We talked about the U.K. r&b quartet the Paramount's U.K. debut single way back when over here. Interestingly it received an obscure U.S. release on the short lived The Liverpool Sound label (it was the label's final release behind records by other non-Liverpool artists John Leyton and Mike Sheridan and the Nightriders). I would love to know the story behind this short lived, oddly titled British invasion cash in label! As most of you may know The Paramounts were the nucleus of what later became Procul  Harum. The band's members were: Gray Broker-Vocals/keyboards, Robin Trower-guitar, Diz Derrick-bass and B.J. Wilson-drums
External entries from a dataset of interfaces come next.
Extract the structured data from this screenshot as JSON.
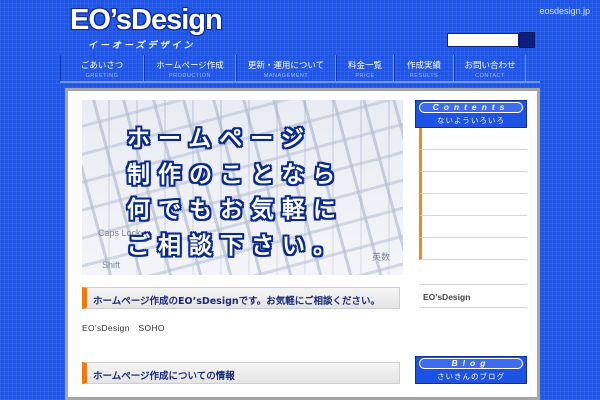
{
  "header": {
    "logo_text": "EO’sDesign",
    "logo_sub": "イーオーズデザイン",
    "domain": "eosdesign.jp"
  },
  "search": {
    "placeholder": ""
  },
  "nav": {
    "items": [
      {
        "ja": "ごあいさつ",
        "en": "GREETING"
      },
      {
        "ja": "ホームページ作成",
        "en": "PRODUCTION"
      },
      {
        "ja": "更新・運用について",
        "en": "MANAGEMENT"
      },
      {
        "ja": "料金一覧",
        "en": "PRICE"
      },
      {
        "ja": "作成実績",
        "en": "RESULTS"
      },
      {
        "ja": "お問い合わせ",
        "en": "CONTACT"
      }
    ]
  },
  "hero": {
    "lines": [
      "ホームページ",
      "制作のことなら",
      "何でもお気軽に",
      "ご相談下さい。"
    ],
    "key_labels": [
      "Caps Lock",
      "Shift",
      "英数"
    ]
  },
  "main": {
    "section1_heading": "ホームページ作成のEO’sDesignです。お気軽にご相談ください。",
    "body": "EO’sDesign　SOHO",
    "section2_heading": "ホームページ作成についての情報"
  },
  "sidebar": {
    "contents_title": "Contents",
    "contents_sub": "ないよういろいろ",
    "item_count": 6,
    "label": "EO’sDesign",
    "blog_title": "Blog",
    "blog_sub": "さいきんのブログ"
  },
  "colors": {
    "background": "#1f55e6",
    "accent": "#f07a10",
    "heading_text": "#1a2a78"
  }
}
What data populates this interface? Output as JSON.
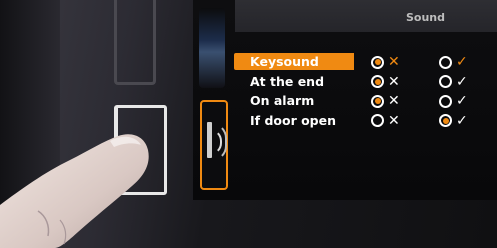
{
  "header": {
    "title": "Sound"
  },
  "icons": {
    "top": "globe-icon",
    "active": "speaker-icon"
  },
  "colors": {
    "accent": "#f08a12",
    "background": "#0a0a0c",
    "text": "#ffffff"
  },
  "settings": [
    {
      "label": "Keysound",
      "highlighted": true,
      "off_selected": true,
      "on_selected": false,
      "off_glyph": "✕",
      "on_glyph": "✓"
    },
    {
      "label": "At the end",
      "highlighted": false,
      "off_selected": true,
      "on_selected": false,
      "off_glyph": "✕",
      "on_glyph": "✓"
    },
    {
      "label": "On alarm",
      "highlighted": false,
      "off_selected": true,
      "on_selected": false,
      "off_glyph": "✕",
      "on_glyph": "✓"
    },
    {
      "label": "If door open",
      "highlighted": false,
      "off_selected": false,
      "on_selected": true,
      "off_glyph": "✕",
      "on_glyph": "✓"
    }
  ]
}
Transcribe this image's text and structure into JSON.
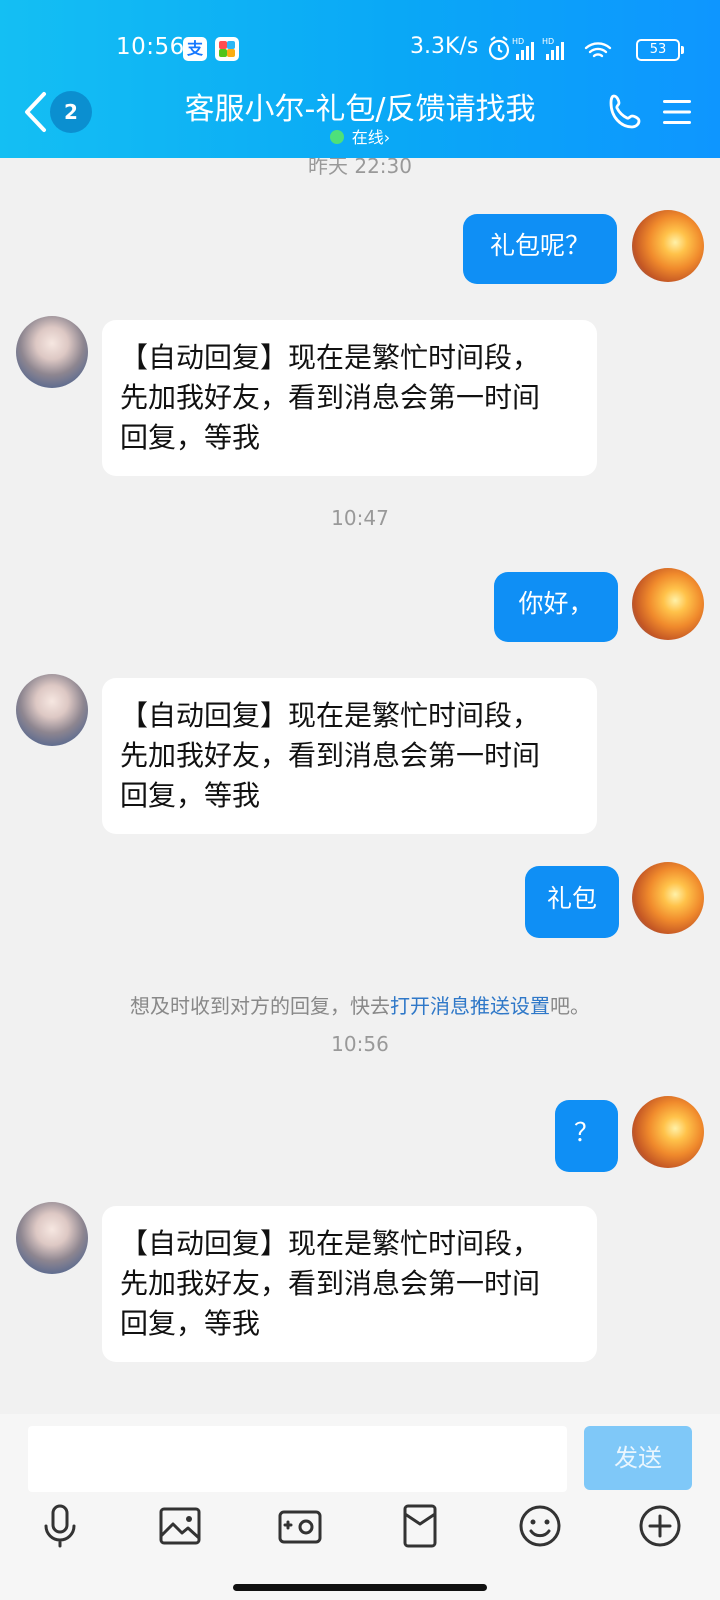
{
  "status_bar": {
    "time": "10:56",
    "network_speed": "3.3K/s",
    "battery": "53",
    "app_icon_1": "支",
    "icons": [
      "alarm-icon",
      "signal-hd-icon",
      "signal-hd-icon",
      "wifi-icon",
      "battery-icon"
    ]
  },
  "header": {
    "unread_count": "2",
    "title": "客服小尔-礼包/反馈请找我",
    "online_status": "在线",
    "online_chevron": "›",
    "online_dot_color": "#4ee07a",
    "accent_color": "#0aa8f6"
  },
  "chat": {
    "messages": [
      {
        "type": "time",
        "text": "昨天 22:30"
      },
      {
        "type": "out",
        "text": "礼包呢？"
      },
      {
        "type": "in",
        "lines": [
          "【自动回复】现在是繁忙时间段，",
          "先加我好友，看到消息会第一时间",
          "回复，等我"
        ]
      },
      {
        "type": "time",
        "text": "10:47"
      },
      {
        "type": "out",
        "text": "你好，"
      },
      {
        "type": "in",
        "lines": [
          "【自动回复】现在是繁忙时间段，",
          "先加我好友，看到消息会第一时间",
          "回复，等我"
        ]
      },
      {
        "type": "out",
        "text": "礼包"
      },
      {
        "type": "notice",
        "prefix": "想及时收到对方的回复，快去",
        "link": "打开消息推送设置",
        "suffix": "吧。"
      },
      {
        "type": "time",
        "text": "10:56"
      },
      {
        "type": "out",
        "text": "？"
      },
      {
        "type": "in",
        "lines": [
          "【自动回复】现在是繁忙时间段，",
          "先加我好友，看到消息会第一时间",
          "回复，等我"
        ]
      }
    ]
  },
  "input_bar": {
    "placeholder": "",
    "send_label": "发送",
    "tools": [
      "voice-icon",
      "image-icon",
      "camera-icon",
      "red-packet-icon",
      "emoji-icon",
      "plus-icon"
    ]
  }
}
Their version of The Coaster's "Poison Ivy" isn't bad (it beat The Stones out on covering it by a month), Gary Brooker's vocals are great as always, it's just that there isn't much else to it to hold one's attention or warrant repeated plays. Interestingly the Stones made favorable remarks about the band in the music press back in the day!

The "B" side, a cover of The Drifters "I Feel Good All Over" benefits from (once again) Brooker's smooth voice and a nice piano shuffle feel to it (a strong point of the band who were neither the gritty Pretty Things/Stones style r&B nor the mod/jazz of Graham Bond or Georgie Fame).  It's cheery and chirpy and one of my fave Paramounts tracks and like all of their numbers you can actually suss some sort of sense of "passion" for what they're doing.

Both sides are available on the highly recommended Edsel LP/CD "Whiter Shades Of R&B" which compiles all of their 45 and E.P. tracks as well as some unreleased numbers and a rare French E.P. only cut.

Hear "Poison Ivy":

Hear "I Feel Good All Over":